+++ DATA LISTING

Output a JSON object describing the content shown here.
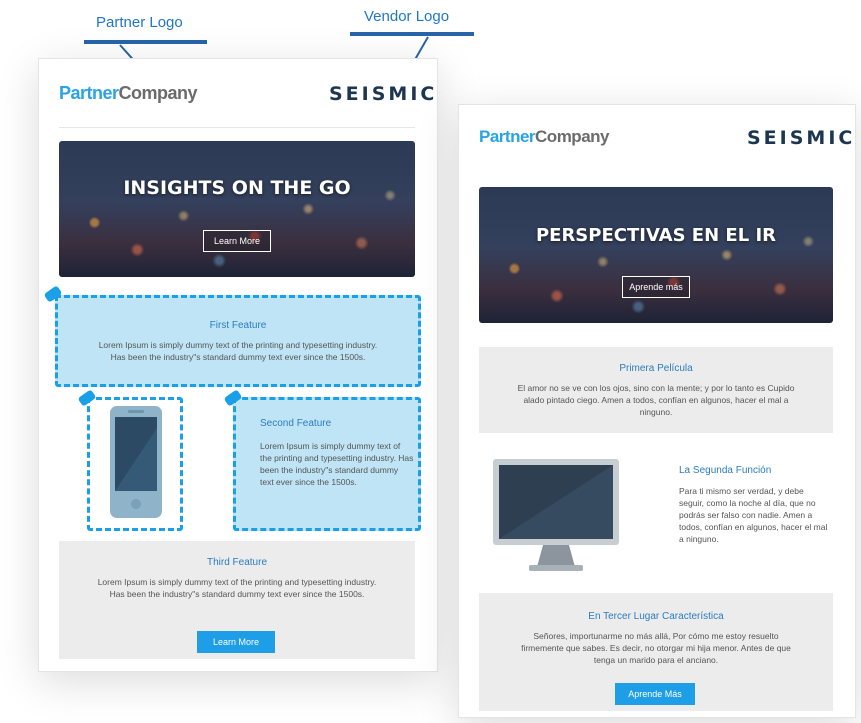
{
  "callouts": {
    "partner_logo": "Partner Logo",
    "vendor_logo": "Vendor Logo"
  },
  "left": {
    "partner_logo": {
      "prefix": "Partner",
      "suffix": "Company"
    },
    "vendor_logo": "SEISMIC",
    "hero": {
      "title": "INSIGHTS ON THE GO",
      "button": "Learn More"
    },
    "feature1": {
      "title": "First Feature",
      "text": "Lorem Ipsum is simply dummy text of the printing and typesetting industry. Has been the industry\"s standard dummy text ever since the 1500s."
    },
    "feature2": {
      "title": "Second Feature",
      "text": "Lorem Ipsum is simply dummy text of the printing and typesetting industry. Has been the industry\"s standard dummy text ever since the 1500s."
    },
    "feature3": {
      "title": "Third Feature",
      "text": "Lorem Ipsum is simply dummy text of the printing and typesetting industry. Has been the industry\"s standard dummy text ever since the 1500s.",
      "button": "Learn More"
    }
  },
  "right": {
    "partner_logo": {
      "prefix": "Partner",
      "suffix": "Company"
    },
    "vendor_logo": "SEISMIC",
    "hero": {
      "title": "PERSPECTIVAS EN EL IR",
      "button": "Aprende más"
    },
    "feature1": {
      "title": "Primera Película",
      "text": "El amor no se ve con los ojos, sino con la mente; y por lo tanto es Cupido alado pintado ciego. Amen a todos, confían en algunos, hacer el mal a ninguno."
    },
    "feature2": {
      "title": "La Segunda Función",
      "text": "Para ti mismo ser verdad, y debe seguir, como la noche al día, que no podrás ser falso con nadie. Amen a todos, confían en algunos, hacer el mal a ninguno."
    },
    "feature3": {
      "title": "En Tercer Lugar Característica",
      "text": "Señores, importunarme no más allá, Por cómo me estoy resuelto firmemente que sabes. Es decir, no otorgar mi hija menor. Antes de que tenga un marido para el anciano.",
      "button": "Aprende Más"
    }
  },
  "icons": {
    "phone": "smartphone-icon",
    "monitor": "desktop-monitor-icon"
  },
  "colors": {
    "accent": "#1aa0e8",
    "callout": "#2765a8",
    "brand_dark": "#1c3550",
    "button": "#1e9ee6"
  }
}
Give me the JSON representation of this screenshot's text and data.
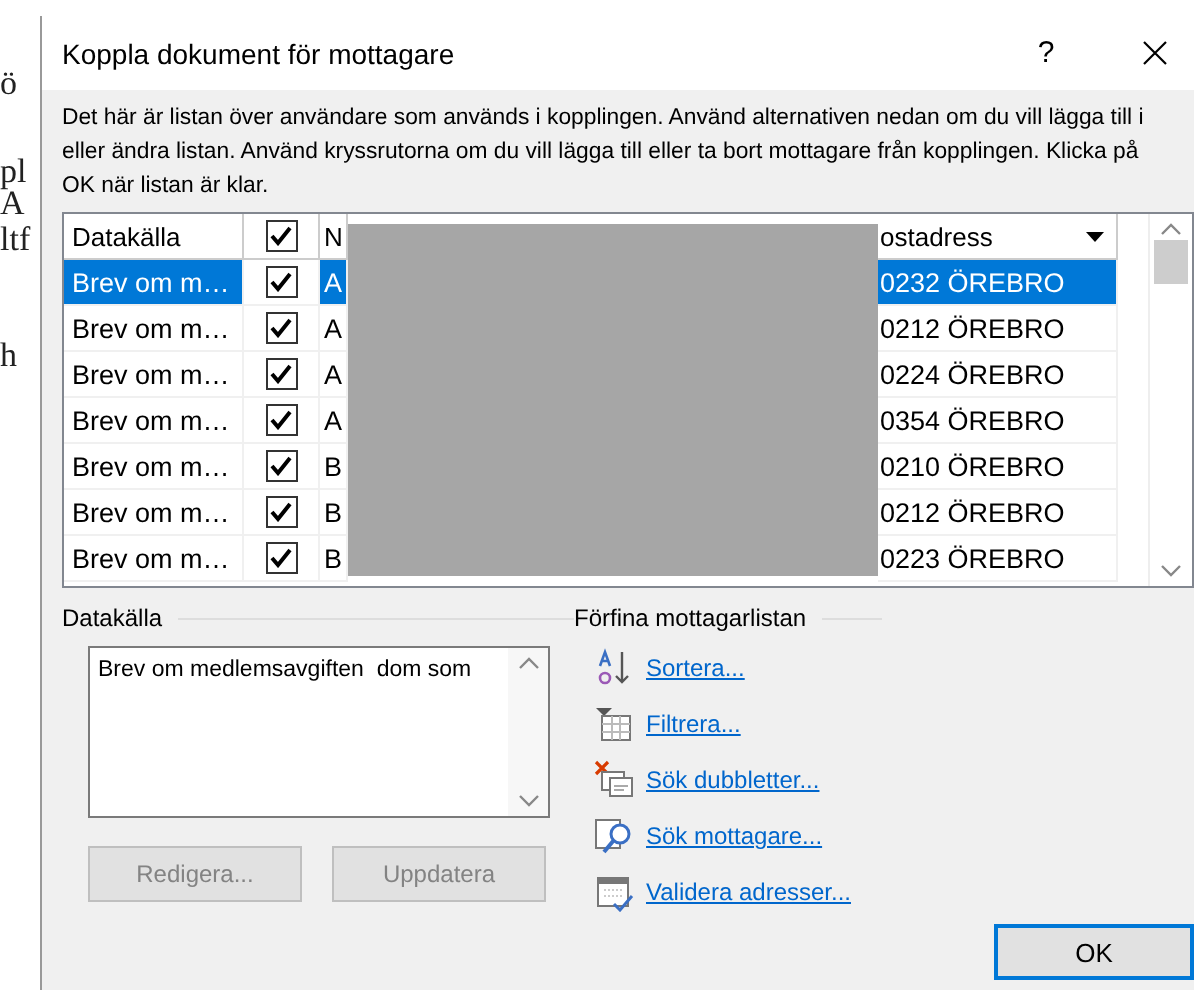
{
  "background_document": {
    "fragments": [
      "ö",
      "pl",
      "A",
      "ltf",
      "h"
    ]
  },
  "window": {
    "title": "Koppla dokument för mottagare",
    "help": "?"
  },
  "description": "Det här är listan över användare som används i kopplingen. Använd alternativen nedan om du vill lägga till i eller ändra listan. Använd kryssrutorna om du vill lägga till eller ta bort mottagare från kopplingen. Klicka på OK när listan är klar.",
  "table": {
    "columns": [
      {
        "kind": "text",
        "label": "Datakälla"
      },
      {
        "kind": "checkbox",
        "checked": true
      },
      {
        "kind": "text",
        "label": "N"
      },
      {
        "kind": "blank"
      },
      {
        "kind": "sort",
        "label": "ostadress"
      }
    ],
    "rows": [
      {
        "source": "Brev om m…",
        "checked": true,
        "name": "A",
        "address": "0232 ÖREBRO",
        "selected": true
      },
      {
        "source": "Brev om m…",
        "checked": true,
        "name": "A",
        "address": "0212 ÖREBRO",
        "selected": false
      },
      {
        "source": "Brev om m…",
        "checked": true,
        "name": "A",
        "address": "0224 ÖREBRO",
        "selected": false
      },
      {
        "source": "Brev om m…",
        "checked": true,
        "name": "A",
        "address": "0354 ÖREBRO",
        "selected": false
      },
      {
        "source": "Brev om m…",
        "checked": true,
        "name": "B",
        "address": "0210 ÖREBRO",
        "selected": false
      },
      {
        "source": "Brev om m…",
        "checked": true,
        "name": "B",
        "address": "0212 ÖREBRO",
        "selected": false
      },
      {
        "source": "Brev om m…",
        "checked": true,
        "name": "B",
        "address": "0223 ÖREBRO",
        "selected": false
      }
    ]
  },
  "data_source": {
    "heading": "Datakälla",
    "text": "Brev om medlemsavgiften  dom som",
    "buttons": [
      {
        "label": "Redigera...",
        "disabled": true
      },
      {
        "label": "Uppdatera",
        "disabled": true
      }
    ]
  },
  "refine": {
    "heading": "Förfina mottagarlistan",
    "links": [
      {
        "kind": "sort",
        "label": "Sortera..."
      },
      {
        "kind": "filter",
        "label": "Filtrera..."
      },
      {
        "kind": "duplicates",
        "label": "Sök dubbletter..."
      },
      {
        "kind": "find",
        "label": "Sök mottagare..."
      },
      {
        "kind": "validate",
        "label": "Validera adresser..."
      }
    ]
  },
  "ok_button": "OK"
}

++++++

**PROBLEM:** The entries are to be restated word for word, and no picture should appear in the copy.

**WRITTEN RESPONSE:**
Output a JSON object describing the content shown here.
{
  "callouts": {
    "partner_logo": "Partner Logo",
    "vendor_logo": "Vendor Logo"
  },
  "left": {
    "partner_logo": {
      "prefix": "Partner",
      "suffix": "Company"
    },
    "vendor_logo": "SEISMIC",
    "hero": {
      "title": "INSIGHTS ON THE GO",
      "button": "Learn More"
    },
    "feature1": {
      "title": "First Feature",
      "text": "Lorem Ipsum is simply dummy text of the printing and typesetting industry. Has been the industry\"s standard dummy text ever since the 1500s."
    },
    "feature2": {
      "title": "Second Feature",
      "text": "Lorem Ipsum is simply dummy text of the printing and typesetting industry. Has been the industry\"s standard dummy text ever since the 1500s."
    },
    "feature3": {
      "title": "Third Feature",
      "text": "Lorem Ipsum is simply dummy text of the printing and typesetting industry. Has been the industry\"s standard dummy text ever since the 1500s.",
      "button": "Learn More"
    }
  },
  "right": {
    "partner_logo": {
      "prefix": "Partner",
      "suffix": "Company"
    },
    "vendor_logo": "SEISMIC",
    "hero": {
      "title": "PERSPECTIVAS EN EL IR",
      "button": "Aprende más"
    },
    "feature1": {
      "title": "Primera Película",
      "text": "El amor no se ve con los ojos, sino con la mente; y por lo tanto es Cupido alado pintado ciego. Amen a todos, confían en algunos, hacer el mal a ninguno."
    },
    "feature2": {
      "title": "La Segunda Función",
      "text": "Para ti mismo ser verdad, y debe seguir, como la noche al día, que no podrás ser falso con nadie. Amen a todos, confían en algunos, hacer el mal a ninguno."
    },
    "feature3": {
      "title": "En Tercer Lugar Característica",
      "text": "Señores, importunarme no más allá, Por cómo me estoy resuelto firmemente que sabes. Es decir, no otorgar mi hija menor. Antes de que tenga un marido para el anciano.",
      "button": "Aprende Más"
    }
  },
  "icons": {
    "phone": "smartphone-icon",
    "monitor": "desktop-monitor-icon"
  },
  "colors": {
    "accent": "#1aa0e8",
    "callout": "#2765a8",
    "brand_dark": "#1c3550",
    "button": "#1e9ee6"
  }
}
Give me the JSON representation of this screenshot's text and data.
{
  "background_document": {
    "fragments": [
      "ö",
      "pl",
      "A",
      "ltf",
      "h"
    ]
  },
  "window": {
    "title": "Koppla dokument för mottagare",
    "help": "?"
  },
  "description": "Det här är listan över användare som används i kopplingen. Använd alternativen nedan om du vill lägga till i eller ändra listan. Använd kryssrutorna om du vill lägga till eller ta bort mottagare från kopplingen. Klicka på OK när listan är klar.",
  "table": {
    "columns": [
      {
        "kind": "text",
        "label": "Datakälla"
      },
      {
        "kind": "checkbox",
        "checked": true
      },
      {
        "kind": "text",
        "label": "N"
      },
      {
        "kind": "blank"
      },
      {
        "kind": "sort",
        "label": "ostadress"
      }
    ],
    "rows": [
      {
        "source": "Brev om m…",
        "checked": true,
        "name": "A",
        "address": "0232 ÖREBRO",
        "selected": true
      },
      {
        "source": "Brev om m…",
        "checked": true,
        "name": "A",
        "address": "0212 ÖREBRO",
        "selected": false
      },
      {
        "source": "Brev om m…",
        "checked": true,
        "name": "A",
        "address": "0224 ÖREBRO",
        "selected": false
      },
      {
        "source": "Brev om m…",
        "checked": true,
        "name": "A",
        "address": "0354 ÖREBRO",
        "selected": false
      },
      {
        "source": "Brev om m…",
        "checked": true,
        "name": "B",
        "address": "0210 ÖREBRO",
        "selected": false
      },
      {
        "source": "Brev om m…",
        "checked": true,
        "name": "B",
        "address": "0212 ÖREBRO",
        "selected": false
      },
      {
        "source": "Brev om m…",
        "checked": true,
        "name": "B",
        "address": "0223 ÖREBRO",
        "selected": false
      }
    ]
  },
  "data_source": {
    "heading": "Datakälla",
    "text": "Brev om medlemsavgiften  dom som",
    "buttons": [
      {
        "label": "Redigera...",
        "disabled": true
      },
      {
        "label": "Uppdatera",
        "disabled": true
      }
    ]
  },
  "refine": {
    "heading": "Förfina mottagarlistan",
    "links": [
      {
        "kind": "sort",
        "label": "Sortera..."
      },
      {
        "kind": "filter",
        "label": "Filtrera..."
      },
      {
        "kind": "duplicates",
        "label": "Sök dubbletter..."
      },
      {
        "kind": "find",
        "label": "Sök mottagare..."
      },
      {
        "kind": "validate",
        "label": "Validera adresser..."
      }
    ]
  },
  "ok_button": "OK"
}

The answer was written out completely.